As discussed briefly in Part 1, distortion occurs in all stages of a tube amp, but the resultant overdrive tones sound a little different depending on which type of distortion is generated where. Preamp tube distortion, as much fun as it can be, will sound a little more fizzy and gritty, while output tube distortion will sound comparatively thick, rich, and dynamic (in broad terms). Old-school tone freaks tend to enjoy the distortion tones generated at the output stage, which is why you see many such players going for vintage—or vintage-styled—amps with simple circuits, no master volume (or one that’s bypassable), and a minimum of bells and whistles such as channel switching and added gain stages. Such amps aim to drive the output tubes more than the preamp tubes, and to generate that creamy, harmonically saturated overdrive tone when cranked up. This love of output-tube distortion is also what’s leading a lot of players, touring pros included, to use smaller amps on stage. Few players really need a big double-stack to be heard on stage these days, and it’s harder to push such amps into overdrive without incurring the wrath of the soundman and blowing your band mates off the stage. Use a smaller fifteen to thirty watt combo or mini-stack, however, and you can hit the sweet spot and still (hopefully) dodge the tinnitus until well into late-middle age.

Be aware that many types of amps also need to be rebiased when output tubes are changed. This is something you can do yourself with the help of a kit (several types are available), or have done for you by a qualified tech for a nominal charge. An amp’s bias is like a car’s idle speed: it needs to be set correctly for the amp to operate efficiently, and an incorrect bias setting will also seriously impede your tone. Confusingly enough, “fixed bias” amps are the ones that generally have adjustable bias levels that need to be checked and reset when you change tubes. Cathode-biased amps, on the other hand, which are often billed as “Class A amps,” have a bias level that is set at the factory with a fixed resistor. With these, you just pop in a good, matched pair of new tubes and away you go.

It’s also worth knowing that any new set of output tubes, whether NOS or new manufacture, will need some playing-in time. They won’t sound their best until you have put a few hours on them, and maybe as many as forty or eighty hours of playing time to get them into the tone zone. Not unlike a vintage bottle of wine, output tubes need to “breathe” a little before they will be at their peak.
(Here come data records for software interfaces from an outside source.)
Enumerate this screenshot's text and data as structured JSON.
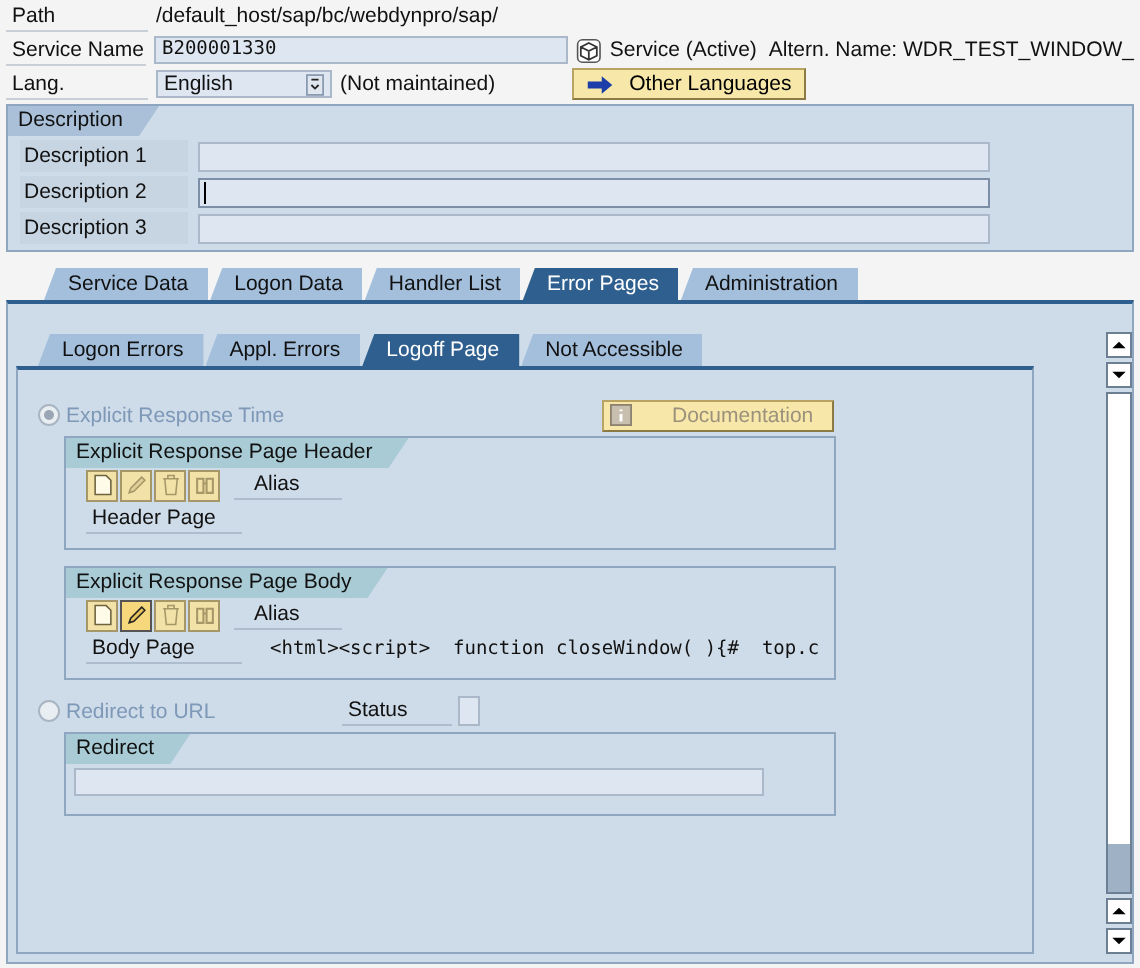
{
  "header_fields": [
    {
      "kind": "text",
      "label": "Path",
      "value": "/default_host/sap/bc/webdynpro/sap/"
    },
    {
      "kind": "service",
      "label": "Service Name",
      "value": "B200001330",
      "status": "Service (Active)",
      "alt_name": "Altern. Name: WDR_TEST_WINDOW_"
    },
    {
      "kind": "dropdown",
      "label": "Lang.",
      "value": "English",
      "note": "(Not maintained)",
      "button": "Other Languages"
    }
  ],
  "description": {
    "title": "Description",
    "rows": [
      {
        "label": "Description 1",
        "focused": false
      },
      {
        "label": "Description 2",
        "focused": true
      },
      {
        "label": "Description 3",
        "focused": false
      }
    ]
  },
  "tabs": [
    {
      "label": "Service Data",
      "selected": false
    },
    {
      "label": "Logon Data",
      "selected": false
    },
    {
      "label": "Handler List",
      "selected": false
    },
    {
      "label": "Error Pages",
      "selected": true
    },
    {
      "label": "Administration",
      "selected": false
    }
  ],
  "subtabs": [
    {
      "label": "Logon Errors",
      "selected": false
    },
    {
      "label": "Appl. Errors",
      "selected": false
    },
    {
      "label": "Logoff Page",
      "selected": true
    },
    {
      "label": "Not Accessible",
      "selected": false
    }
  ],
  "response_time": {
    "label": "Explicit Response Time",
    "selected": true,
    "disabled": true,
    "doc_button": "Documentation"
  },
  "header_group": {
    "title": "Explicit Response Page Header",
    "alias_label": "Alias",
    "page_label": "Header Page",
    "edit_active": false
  },
  "body_group": {
    "title": "Explicit Response Page Body",
    "alias_label": "Alias",
    "page_label": "Body Page",
    "page_value": "<html><script>  function closeWindow( ){#  top.c",
    "edit_active": true
  },
  "redirect_option": {
    "label": "Redirect to URL",
    "selected": false,
    "disabled": true,
    "status_label": "Status"
  },
  "redirect_group": {
    "title": "Redirect"
  }
}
Similarly, once you uncork that prized NOS pair that has rested on the shelf for three decades and start playing them, they won’t last forever. Hopefully the tonal payoff will live up to the anticipation. Test, taste, sample, enjoy—there’s gold in them thar tubes!